Your goal: Each line of the listing below that includes "JSON" must be copied.

•••••

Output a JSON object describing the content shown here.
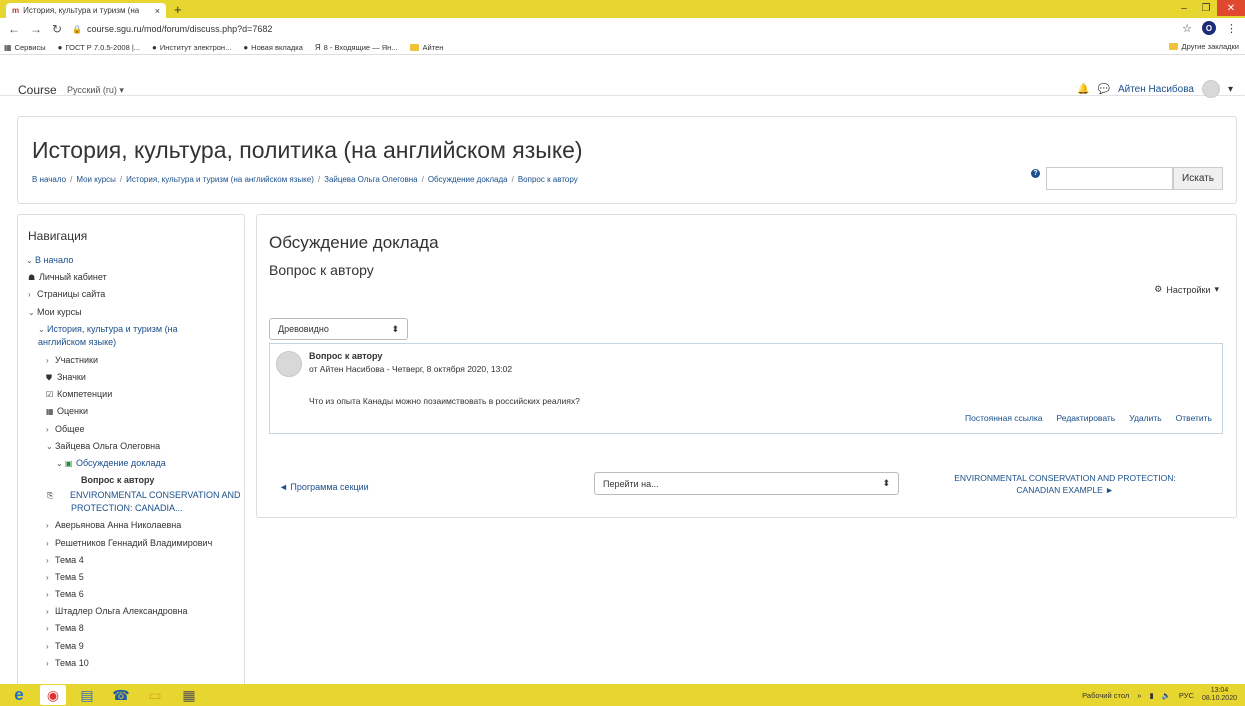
{
  "browser": {
    "tab_title": "История, культура и туризм (на",
    "tab_close": "×",
    "new_tab": "+",
    "url": "course.sgu.ru/mod/forum/discuss.php?d=7682",
    "profile_initial": "O",
    "bookmarks": [
      "Сервисы",
      "ГОСТ Р 7.0.5-2008 |...",
      "Институт электрон...",
      "Новая вкладка",
      "8 - Входящие — Ян...",
      "Айтен"
    ],
    "bookmarks_other": "Другие закладки"
  },
  "navbar": {
    "brand": "Course",
    "language": "Русский (ru) ▾",
    "user_name": "Айтен Насибова"
  },
  "header": {
    "title": "История, культура, политика (на английском языке)",
    "breadcrumb": [
      "В начало",
      "Мои курсы",
      "История, культура и туризм (на английском языке)",
      "Зайцева Ольга Олеговна",
      "Обсуждение доклада",
      "Вопрос к автору"
    ],
    "search_button": "Искать"
  },
  "sidebar": {
    "heading": "Навигация",
    "items": [
      "В начало",
      "Личный кабинет",
      "Страницы сайта",
      "Мои курсы",
      "История, культура и туризм (на английском языке)",
      "Участники",
      "Значки",
      "Компетенции",
      "Оценки",
      "Общее",
      "Зайцева Ольга Олеговна",
      "Обсуждение доклада",
      "Вопрос к автору",
      "ENVIRONMENTAL CONSERVATION AND PROTECTION: CANADIA...",
      "Аверьянова Анна Николаевна",
      "Решетников Геннадий Владимирович",
      "Тема 4",
      "Тема 5",
      "Тема 6",
      "Штадлер Ольга Александровна",
      "Тема 8",
      "Тема 9",
      "Тема 10"
    ]
  },
  "main": {
    "forum_title": "Обсуждение доклада",
    "discussion_title": "Вопрос к автору",
    "settings_label": "Настройки",
    "display_mode": "Древовидно",
    "post": {
      "subject": "Вопрос к автору",
      "meta": "от Айтен Насибова - Четверг, 8 октября 2020, 13:02",
      "body": "Что из опыта Канады можно позаимствовать в российских реалиях?",
      "actions": [
        "Постоянная ссылка",
        "Редактировать",
        "Удалить",
        "Ответить"
      ]
    },
    "section_link": "◄ Программа секции",
    "jump_select": "Перейти на...",
    "next_link": "ENVIRONMENTAL CONSERVATION AND PROTECTION: CANADIAN EXAMPLE ►"
  },
  "taskbar": {
    "desktop_label": "Рабочий стол",
    "lang": "РУС",
    "time": "13:04",
    "date": "08.10.2020"
  }
}
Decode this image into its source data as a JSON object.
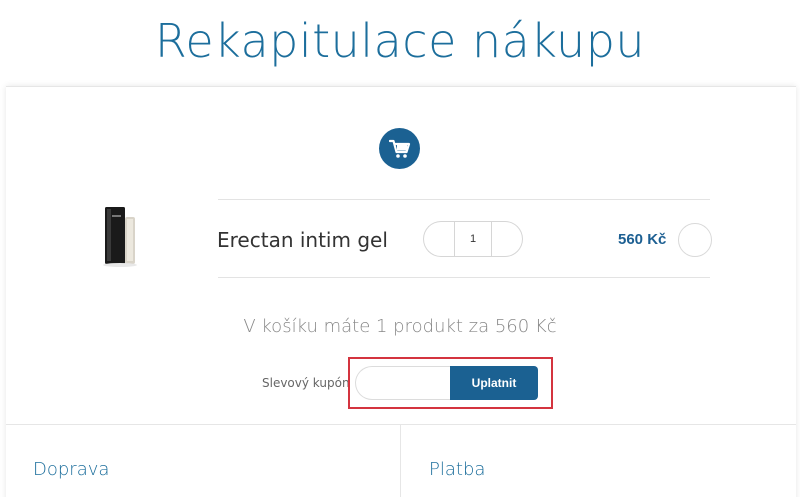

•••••

Reply:
Output a JSON object describing the content shown here.
Decode this image into its source data as a JSON object.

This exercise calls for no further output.